Luca

  • Sr. Member
  • *****
  • Posts: 375
Re: Bowline transformation - inspired by X1 - connective eye knot
« Reply #15 on: March 19, 2013, 06:39:00 PM »
Hi X1,

Yes, but in doing so you are back to playing beyond the river, in Eskimo territory, right to where I started!
I am aware that this type of retuckings are more suited for the Inuit / Eskimo (variation B mostly), and I also played "cut the second leg and join it to the tail", arriving at something like(but I had never done the "pretzel",it seems very "appetizing"!)".If I proposed a couple of these retuckings in "common Bowline sauce", it was more as a curiosity, because intrigued me as,in this case, a single retucking can completely change the essence of the knot (but maybe I'll settle for little to intrigue me!),so I'm the first to think that it will not spending words to defend these little monsters(but they seemed robust with respect to the ring loading ...and.. :D).

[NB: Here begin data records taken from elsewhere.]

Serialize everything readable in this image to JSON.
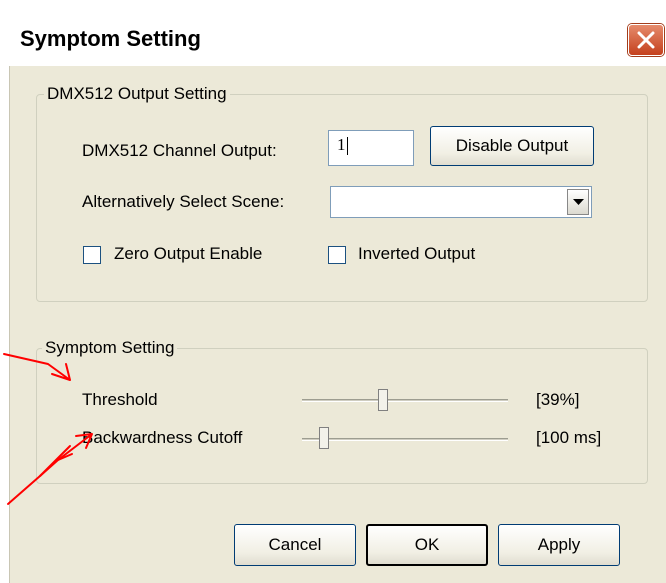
{
  "dialog": {
    "title": "Symptom Setting",
    "close_icon": "close-icon"
  },
  "dmx_group": {
    "label": "DMX512 Output Setting",
    "channel_label": "DMX512 Channel Output:",
    "channel_value": "1",
    "disable_button": "Disable Output",
    "scene_label": "Alternatively Select Scene:",
    "scene_value": "",
    "zero_output_label": "Zero Output Enable",
    "zero_output_checked": false,
    "inverted_output_label": "Inverted Output",
    "inverted_output_checked": false
  },
  "symptom_group": {
    "label": "Symptom Setting",
    "threshold_label": "Threshold",
    "threshold_value": "[39%]",
    "threshold_level": 0.39,
    "cutoff_label": "Backwardness Cutoff",
    "cutoff_value": "[100 ms]",
    "cutoff_level": 0.1
  },
  "buttons": {
    "cancel": "Cancel",
    "ok": "OK",
    "apply": "Apply"
  },
  "colors": {
    "annotation_arrow": "#ff0000",
    "close_button": "#c4401d",
    "dialog_bg": "#ece9d8"
  }
}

                                                                                                       Thanks and bye!

X1

  • Inactive
  • Sr. Member
  • *
  • Posts: 1200
Re: Bowline transformation - inspired by X1 - connective eye knot
« Reply #16 on: March 19, 2013, 07:13:23 PM »
Yes, but in doing so you are back to playing beyond the river, in Eskimo territory, right to where I started !

  Perhaps I misunderstood you, but I thought that this was your purpose... I tried to save a would-like-to-be crossing knot bowline from opening up, due to this weakly secured upper collar leg/tail.
  The "Pretzel" was only a way to secure the second leg/tail even further - you can omit it if you wish. In general, when the tail enters into the nipping loop, one can hardly resist the temptation to pass it in between the first curve of the standing part or/and the returning eye leg.
  Ring loading comes AFTER the normal loading !  :) If you load your knots while you have not yet tightened the collar structure very much, you will see that the second leg of the higher collar will not be able to participate in the stability of the nipping loop very much. It seems that the higher collar is more weak and less helpful to the overall integrity of the structure than the lower one, so that was the reason I turned the knot upside down. 
   I have not studied the crossing knot (-)bowlines as much as I believe I should had to - maybe because they are not a-la-mode in this Forum !  :) However, I believe they are very interesting, very robust eyeknots, which deserve a more detailed examination. The more complex nipping structure offers many "steps" and "handles" to the collar structure, which, by its turn, can be "hitched" upon it in many secure ways. 
  ( I should also mention that, by "crossing knot" eyeknots, I tend to mean the eyeknots where the standing part cross itself in more than one points. So, by this definition, the "Eskimo" bowlines may be (-) bowlines, but they are not "proper" crossing knot eyeknots... :))